by Meredith Abrams
Students can become experts in topics they are interested in through Senior Year Project, according to English teacher Stephen Chinosi.
“We believe that our seniors possess incredible intellectual powers and the best way to sharpen those skills is through an independent project, like SYP,” Chinosi said.
SYP is an alternative to regular classes in which second semester seniors do independent research in a subject, culminating in a presentation.
“When a student would like to pursue a topic, towards mastery, without the distractions of modern schooling, then SYP is a good fit,” Chinosi said.
Very few limitations on what students can research exist, he said.
The only requirement is that projects “possess a researchable question and an appropriateness for academic inquiry.”
Choosing to undertake a project is a big decision, though. Students have to be ready to “pursue a topic with a deep commitment towards autonomy, insight and mastery,” Chinosi said.
According to Chinosi, however, it is worth the work. “Our SYP alumni tell us, every year, ‘thank you for giving me my first year of college during SYP.’
Students gain insights into their own abilities, and they come to understand real scholarship and academic inquiry,” he said. Chinosi said that so far, SYP 2011 is an overwhelming success.

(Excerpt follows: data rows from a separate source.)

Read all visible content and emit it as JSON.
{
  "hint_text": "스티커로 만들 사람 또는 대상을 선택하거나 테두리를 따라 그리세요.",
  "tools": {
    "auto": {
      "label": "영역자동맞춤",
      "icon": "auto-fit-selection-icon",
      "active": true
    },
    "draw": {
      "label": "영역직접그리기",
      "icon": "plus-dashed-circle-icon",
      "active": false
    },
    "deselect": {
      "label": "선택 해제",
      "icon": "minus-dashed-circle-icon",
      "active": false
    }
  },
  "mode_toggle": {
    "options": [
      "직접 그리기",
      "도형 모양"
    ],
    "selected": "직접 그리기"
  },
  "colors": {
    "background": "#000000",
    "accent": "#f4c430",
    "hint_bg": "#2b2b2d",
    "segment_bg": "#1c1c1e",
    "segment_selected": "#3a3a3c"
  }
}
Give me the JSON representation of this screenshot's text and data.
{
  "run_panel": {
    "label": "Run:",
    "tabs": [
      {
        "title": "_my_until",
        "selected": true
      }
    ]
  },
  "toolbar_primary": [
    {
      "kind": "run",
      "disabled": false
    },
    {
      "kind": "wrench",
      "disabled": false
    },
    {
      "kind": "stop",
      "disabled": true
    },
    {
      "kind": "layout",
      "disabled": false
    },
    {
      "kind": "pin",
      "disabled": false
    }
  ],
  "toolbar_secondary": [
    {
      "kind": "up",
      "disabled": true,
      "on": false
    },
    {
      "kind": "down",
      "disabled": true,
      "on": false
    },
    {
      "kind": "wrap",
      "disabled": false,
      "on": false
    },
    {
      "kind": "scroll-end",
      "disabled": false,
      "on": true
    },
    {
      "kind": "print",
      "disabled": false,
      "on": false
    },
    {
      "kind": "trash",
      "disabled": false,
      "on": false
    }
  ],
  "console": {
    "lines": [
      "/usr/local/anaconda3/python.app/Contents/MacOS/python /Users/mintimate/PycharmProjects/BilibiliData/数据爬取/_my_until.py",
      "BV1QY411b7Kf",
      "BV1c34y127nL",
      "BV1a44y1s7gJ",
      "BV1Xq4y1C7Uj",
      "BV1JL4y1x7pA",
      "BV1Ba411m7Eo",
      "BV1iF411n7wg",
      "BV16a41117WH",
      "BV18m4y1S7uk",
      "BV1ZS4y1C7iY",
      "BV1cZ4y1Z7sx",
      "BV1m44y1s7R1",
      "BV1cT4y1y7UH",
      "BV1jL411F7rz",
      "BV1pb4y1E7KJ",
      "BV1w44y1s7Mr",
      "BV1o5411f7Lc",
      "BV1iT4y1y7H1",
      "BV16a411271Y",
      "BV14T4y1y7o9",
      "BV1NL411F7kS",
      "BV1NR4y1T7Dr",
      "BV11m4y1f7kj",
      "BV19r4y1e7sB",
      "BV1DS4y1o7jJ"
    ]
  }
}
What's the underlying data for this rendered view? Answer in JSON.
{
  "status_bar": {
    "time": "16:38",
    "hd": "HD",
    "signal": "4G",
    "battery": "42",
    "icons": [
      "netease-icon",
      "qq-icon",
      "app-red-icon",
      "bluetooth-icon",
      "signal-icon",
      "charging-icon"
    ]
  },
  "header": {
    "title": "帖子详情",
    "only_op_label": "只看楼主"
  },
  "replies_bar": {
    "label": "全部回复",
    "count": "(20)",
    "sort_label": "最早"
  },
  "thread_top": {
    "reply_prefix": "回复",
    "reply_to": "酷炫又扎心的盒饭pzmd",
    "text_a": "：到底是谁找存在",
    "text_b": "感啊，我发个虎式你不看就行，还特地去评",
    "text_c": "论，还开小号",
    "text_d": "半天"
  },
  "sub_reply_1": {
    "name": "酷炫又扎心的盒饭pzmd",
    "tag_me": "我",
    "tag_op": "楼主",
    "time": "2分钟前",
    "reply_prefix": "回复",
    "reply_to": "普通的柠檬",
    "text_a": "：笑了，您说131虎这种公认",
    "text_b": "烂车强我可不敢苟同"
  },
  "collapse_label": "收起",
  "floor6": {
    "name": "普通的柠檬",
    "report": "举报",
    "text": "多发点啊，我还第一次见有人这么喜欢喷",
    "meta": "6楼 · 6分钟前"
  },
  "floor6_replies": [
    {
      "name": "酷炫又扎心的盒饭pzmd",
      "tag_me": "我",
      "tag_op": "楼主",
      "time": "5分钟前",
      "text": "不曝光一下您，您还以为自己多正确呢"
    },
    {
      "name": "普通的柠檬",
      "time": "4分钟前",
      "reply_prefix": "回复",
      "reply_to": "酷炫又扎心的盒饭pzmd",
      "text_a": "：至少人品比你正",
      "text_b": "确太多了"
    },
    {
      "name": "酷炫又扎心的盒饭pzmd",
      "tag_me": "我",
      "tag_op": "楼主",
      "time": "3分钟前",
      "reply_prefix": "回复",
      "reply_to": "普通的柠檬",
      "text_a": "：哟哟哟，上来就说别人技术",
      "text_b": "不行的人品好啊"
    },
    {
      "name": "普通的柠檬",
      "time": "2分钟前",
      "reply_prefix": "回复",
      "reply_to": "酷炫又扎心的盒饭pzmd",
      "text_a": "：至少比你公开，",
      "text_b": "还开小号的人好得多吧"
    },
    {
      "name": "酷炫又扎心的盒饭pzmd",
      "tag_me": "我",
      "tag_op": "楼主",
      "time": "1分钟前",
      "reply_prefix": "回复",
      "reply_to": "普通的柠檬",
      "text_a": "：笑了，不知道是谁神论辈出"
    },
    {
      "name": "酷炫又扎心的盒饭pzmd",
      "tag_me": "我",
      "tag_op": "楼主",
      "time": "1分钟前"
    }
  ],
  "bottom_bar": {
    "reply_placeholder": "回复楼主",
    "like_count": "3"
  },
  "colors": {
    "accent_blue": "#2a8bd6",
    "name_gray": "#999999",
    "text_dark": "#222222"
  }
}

“It’s the journey that matters, not the destination. We have a world-class curriculum in SYP, and every student that participates is guided through an incredible and rewarding intellectual and personal journey.
“The students find ‘aha!’ moments, they feel fear, they struggle, they make breakthroughs, they discover what kind of thinker and doer they will be in university and in life,” Chinosi said.
SYP also creates a meaningful end to a senior’s high school career, said English teacher Kevin McGrath.
“Senior Year Project gives students control of their own education by allowing them to explore the possibilities of their own creative talents,” he said.
One advantage of SYP is that students are internally driven to do their work, he said.
“If you have a passion that you haven’t had a chance to explore yet in high school, it’s a good choice,” he said. “An SYP student from 2010 said it best: ‘finally, what I want to do is what I have to do.’”
Students that do SYP gain a skill set not achieved in high school, McGrath said.
“Students understand how to identify and reach toward their dreams. By this process, students gain the skills necessary to explore any subject.”
“We think and work both independently and collaboratively with faculty and experts in the field,” he said.